The Myth Quest series from Hachette aims at retelling mythological stories to children. We are going through a period where there is a sudden increase in mythology- many of the best sellers today are either modern retelling or inspired works. The only problem Hachette has though is that mythology for children is synonymous with one name- Amar Chitra Kathas.
Narashima is an avatara of Vishnu, fierce and angry, born to fulfil a prophecy. He is half a man, half a lion, strong and capable of killing the demon Hiranyakashipu who has taken a boon from Brahma such that he is almost invincible. Vishnu, the preserver is born as Narashima to maintain the balance of the universe by killing the Asura and restoring the position of the lazy Devas.
Uchchaishravas is the king of horses, one among the many fantastic creatures to emerge from the churning of the sea to retrieve the nectar of immorality. The horse is the pride of Indra, the king Gods. The book recounts the emergence of Uchchaishravas from the sea and stories of its admirers.
Sheshanaga is the divine snake with a hundred heads. He protects Vishnu and is said to be born along with him in various avatars to protect the lord of the universe. The book follows the birth of Adishesha and his various avatars as Vishnu descends upon Earth to destroy evil.
The books are well researched, picking stories from various sources to build out a background first and later explain the basis of the story. The writing by Anu Kumar is simple and thought has gone into the structure of the books. There are illustrations to help narrate the story, but disappointingly in black and white.
The issue though is that the books are too text book like. What Amar Chitra Katha does is take stories and make them memorable. Whereas with Myth Quest, one wonders if one is reading a Grade two text book or a retelling of a story. The illustrations fall flat by adding very little to the overall story. It is nice to see a publisher make an effort to bring mythology to kids- but more thought is needed in the design aspect, especially when you are trying to redo what has already been done and pretty well at that.

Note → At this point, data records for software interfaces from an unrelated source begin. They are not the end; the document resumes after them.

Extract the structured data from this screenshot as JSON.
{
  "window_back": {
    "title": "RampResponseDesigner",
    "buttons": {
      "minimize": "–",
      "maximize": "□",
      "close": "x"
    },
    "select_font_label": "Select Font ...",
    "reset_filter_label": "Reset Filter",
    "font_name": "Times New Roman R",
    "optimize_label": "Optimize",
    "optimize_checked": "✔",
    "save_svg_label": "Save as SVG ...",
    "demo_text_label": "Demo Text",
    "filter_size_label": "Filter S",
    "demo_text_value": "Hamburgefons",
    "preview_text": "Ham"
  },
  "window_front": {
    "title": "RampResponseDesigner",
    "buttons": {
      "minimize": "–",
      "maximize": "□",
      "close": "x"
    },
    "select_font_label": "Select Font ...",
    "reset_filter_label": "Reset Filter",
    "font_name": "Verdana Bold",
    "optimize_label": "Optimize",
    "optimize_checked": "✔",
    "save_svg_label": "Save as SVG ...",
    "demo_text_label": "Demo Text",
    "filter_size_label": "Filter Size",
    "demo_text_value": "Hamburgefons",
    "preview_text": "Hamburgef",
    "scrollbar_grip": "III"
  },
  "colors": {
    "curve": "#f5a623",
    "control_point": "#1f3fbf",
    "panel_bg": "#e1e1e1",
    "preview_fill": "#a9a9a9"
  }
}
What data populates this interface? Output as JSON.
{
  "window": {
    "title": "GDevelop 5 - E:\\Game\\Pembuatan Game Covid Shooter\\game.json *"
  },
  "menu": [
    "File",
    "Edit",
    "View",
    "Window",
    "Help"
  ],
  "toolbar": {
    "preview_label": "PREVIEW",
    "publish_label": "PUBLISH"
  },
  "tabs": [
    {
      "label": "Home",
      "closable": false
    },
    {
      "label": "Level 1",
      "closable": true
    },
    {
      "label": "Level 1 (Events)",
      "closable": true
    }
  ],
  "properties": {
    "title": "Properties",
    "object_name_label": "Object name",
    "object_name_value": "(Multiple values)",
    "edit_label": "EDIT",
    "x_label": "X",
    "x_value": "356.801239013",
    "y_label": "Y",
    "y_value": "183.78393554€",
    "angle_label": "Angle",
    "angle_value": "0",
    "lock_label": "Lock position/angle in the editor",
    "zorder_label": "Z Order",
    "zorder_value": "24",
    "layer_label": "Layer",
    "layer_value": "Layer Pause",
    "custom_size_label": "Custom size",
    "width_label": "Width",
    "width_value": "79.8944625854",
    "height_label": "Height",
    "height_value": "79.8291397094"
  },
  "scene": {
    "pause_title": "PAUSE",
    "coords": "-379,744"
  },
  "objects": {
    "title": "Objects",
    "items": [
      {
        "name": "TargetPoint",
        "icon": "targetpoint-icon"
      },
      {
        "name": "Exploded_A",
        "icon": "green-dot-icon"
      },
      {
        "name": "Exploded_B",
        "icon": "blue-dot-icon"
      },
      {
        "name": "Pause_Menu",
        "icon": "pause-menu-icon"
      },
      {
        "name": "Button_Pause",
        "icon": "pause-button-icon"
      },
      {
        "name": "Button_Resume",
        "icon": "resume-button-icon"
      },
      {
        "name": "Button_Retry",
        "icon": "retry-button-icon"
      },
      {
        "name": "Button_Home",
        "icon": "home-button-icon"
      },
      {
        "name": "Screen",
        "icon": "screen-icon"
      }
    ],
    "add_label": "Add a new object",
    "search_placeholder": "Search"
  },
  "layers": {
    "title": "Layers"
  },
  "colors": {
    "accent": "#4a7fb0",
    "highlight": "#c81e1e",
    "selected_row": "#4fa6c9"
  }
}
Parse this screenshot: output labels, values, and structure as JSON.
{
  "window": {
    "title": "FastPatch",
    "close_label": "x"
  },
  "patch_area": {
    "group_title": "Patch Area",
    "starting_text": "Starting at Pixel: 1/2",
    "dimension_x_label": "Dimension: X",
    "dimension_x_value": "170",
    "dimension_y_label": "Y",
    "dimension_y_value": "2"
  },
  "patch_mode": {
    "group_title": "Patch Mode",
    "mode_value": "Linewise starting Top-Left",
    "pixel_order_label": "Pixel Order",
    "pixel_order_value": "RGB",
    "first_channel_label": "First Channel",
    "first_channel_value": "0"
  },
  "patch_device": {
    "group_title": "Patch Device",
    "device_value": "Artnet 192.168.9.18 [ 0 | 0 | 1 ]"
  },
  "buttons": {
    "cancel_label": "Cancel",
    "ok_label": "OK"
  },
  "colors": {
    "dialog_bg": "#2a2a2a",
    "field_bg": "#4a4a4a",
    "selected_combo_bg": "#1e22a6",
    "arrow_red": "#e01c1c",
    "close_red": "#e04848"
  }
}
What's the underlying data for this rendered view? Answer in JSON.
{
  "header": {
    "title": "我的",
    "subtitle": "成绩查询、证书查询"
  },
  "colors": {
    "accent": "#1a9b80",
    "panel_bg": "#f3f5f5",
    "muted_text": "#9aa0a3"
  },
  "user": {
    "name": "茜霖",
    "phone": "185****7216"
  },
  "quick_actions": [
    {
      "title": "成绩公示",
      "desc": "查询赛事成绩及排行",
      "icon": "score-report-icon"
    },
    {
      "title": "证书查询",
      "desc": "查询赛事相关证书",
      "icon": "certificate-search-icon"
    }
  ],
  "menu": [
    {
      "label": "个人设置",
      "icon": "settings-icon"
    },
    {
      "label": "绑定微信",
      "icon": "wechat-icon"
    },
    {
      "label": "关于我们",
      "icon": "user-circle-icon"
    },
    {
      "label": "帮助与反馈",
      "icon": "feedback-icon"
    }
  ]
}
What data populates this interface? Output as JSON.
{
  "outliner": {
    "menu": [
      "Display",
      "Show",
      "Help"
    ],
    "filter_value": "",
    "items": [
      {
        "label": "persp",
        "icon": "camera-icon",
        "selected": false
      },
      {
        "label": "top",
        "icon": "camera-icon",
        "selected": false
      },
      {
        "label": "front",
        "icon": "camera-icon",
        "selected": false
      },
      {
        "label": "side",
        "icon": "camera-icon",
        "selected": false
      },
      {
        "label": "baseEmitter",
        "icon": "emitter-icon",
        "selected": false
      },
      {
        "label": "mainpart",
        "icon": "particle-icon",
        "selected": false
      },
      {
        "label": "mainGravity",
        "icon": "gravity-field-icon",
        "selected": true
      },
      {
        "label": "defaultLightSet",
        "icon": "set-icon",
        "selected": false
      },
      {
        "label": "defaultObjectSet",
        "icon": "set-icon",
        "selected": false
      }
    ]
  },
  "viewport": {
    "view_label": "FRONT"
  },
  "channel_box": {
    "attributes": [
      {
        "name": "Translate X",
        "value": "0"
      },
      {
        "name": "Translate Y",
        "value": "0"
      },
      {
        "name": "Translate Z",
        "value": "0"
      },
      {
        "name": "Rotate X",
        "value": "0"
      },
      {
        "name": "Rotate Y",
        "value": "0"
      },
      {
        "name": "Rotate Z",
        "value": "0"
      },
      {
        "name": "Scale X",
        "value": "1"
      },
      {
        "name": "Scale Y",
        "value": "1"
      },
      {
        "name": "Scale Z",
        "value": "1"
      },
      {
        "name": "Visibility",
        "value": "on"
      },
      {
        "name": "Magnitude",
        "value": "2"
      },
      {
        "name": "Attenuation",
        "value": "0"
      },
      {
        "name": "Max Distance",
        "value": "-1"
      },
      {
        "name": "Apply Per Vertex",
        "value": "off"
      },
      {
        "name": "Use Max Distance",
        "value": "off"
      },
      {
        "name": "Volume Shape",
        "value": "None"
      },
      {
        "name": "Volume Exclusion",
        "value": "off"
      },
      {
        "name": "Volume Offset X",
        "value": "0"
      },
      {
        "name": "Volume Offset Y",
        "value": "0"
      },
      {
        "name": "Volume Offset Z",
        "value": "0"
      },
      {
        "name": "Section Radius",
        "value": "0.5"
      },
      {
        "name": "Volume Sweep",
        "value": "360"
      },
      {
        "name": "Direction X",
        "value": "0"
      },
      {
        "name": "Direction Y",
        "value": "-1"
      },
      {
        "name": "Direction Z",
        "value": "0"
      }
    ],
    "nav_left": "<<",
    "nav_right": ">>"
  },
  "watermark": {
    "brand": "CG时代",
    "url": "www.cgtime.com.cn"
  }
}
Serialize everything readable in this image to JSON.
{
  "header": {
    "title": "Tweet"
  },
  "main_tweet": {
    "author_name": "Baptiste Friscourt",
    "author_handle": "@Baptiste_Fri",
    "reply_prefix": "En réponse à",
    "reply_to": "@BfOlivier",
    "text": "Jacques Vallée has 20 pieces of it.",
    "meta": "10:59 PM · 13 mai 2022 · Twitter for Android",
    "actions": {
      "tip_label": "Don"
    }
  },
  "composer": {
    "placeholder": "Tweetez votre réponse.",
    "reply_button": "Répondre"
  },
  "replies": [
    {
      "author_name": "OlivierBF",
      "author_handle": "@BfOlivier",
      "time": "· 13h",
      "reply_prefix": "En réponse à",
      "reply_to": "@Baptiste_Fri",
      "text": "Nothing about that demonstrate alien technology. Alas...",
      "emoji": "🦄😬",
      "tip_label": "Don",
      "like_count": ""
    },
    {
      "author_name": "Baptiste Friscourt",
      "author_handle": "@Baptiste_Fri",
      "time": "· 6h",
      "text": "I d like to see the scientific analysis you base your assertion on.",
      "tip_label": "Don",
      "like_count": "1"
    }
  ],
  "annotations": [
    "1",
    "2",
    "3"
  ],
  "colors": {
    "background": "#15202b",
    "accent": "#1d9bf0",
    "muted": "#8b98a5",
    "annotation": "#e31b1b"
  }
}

A decided aspect for parents to pick up mythology would be to get the kids reading about fantastic Gods, demons and creatures and learn about their culture. Mythology is about the supercilious novelty, which tries to tell children about traditional values and give a peek into a culture. The series does retain the basis of a good mythology retelling but fails at inspiring and painting vivid images of the subjects.
The books expect the involvement of adults- children would need concepts like ‘patala’ , ‘vaikunta’ etc explained without proper illustrations to act as markers in understanding. . If parents intend their children to read a proper book instead of a more graphical form, the books are a good choice. However the series does need more to be done if it is to make an impact.
By Vishesh Unni Raghunathan
Retold: Anu Kumar
Illustrator: Maya Magical Studios
Price: Rs. 99.00
Publisher: Hachette India, 2011
Subject category: Mythology/Series
Age group: 6+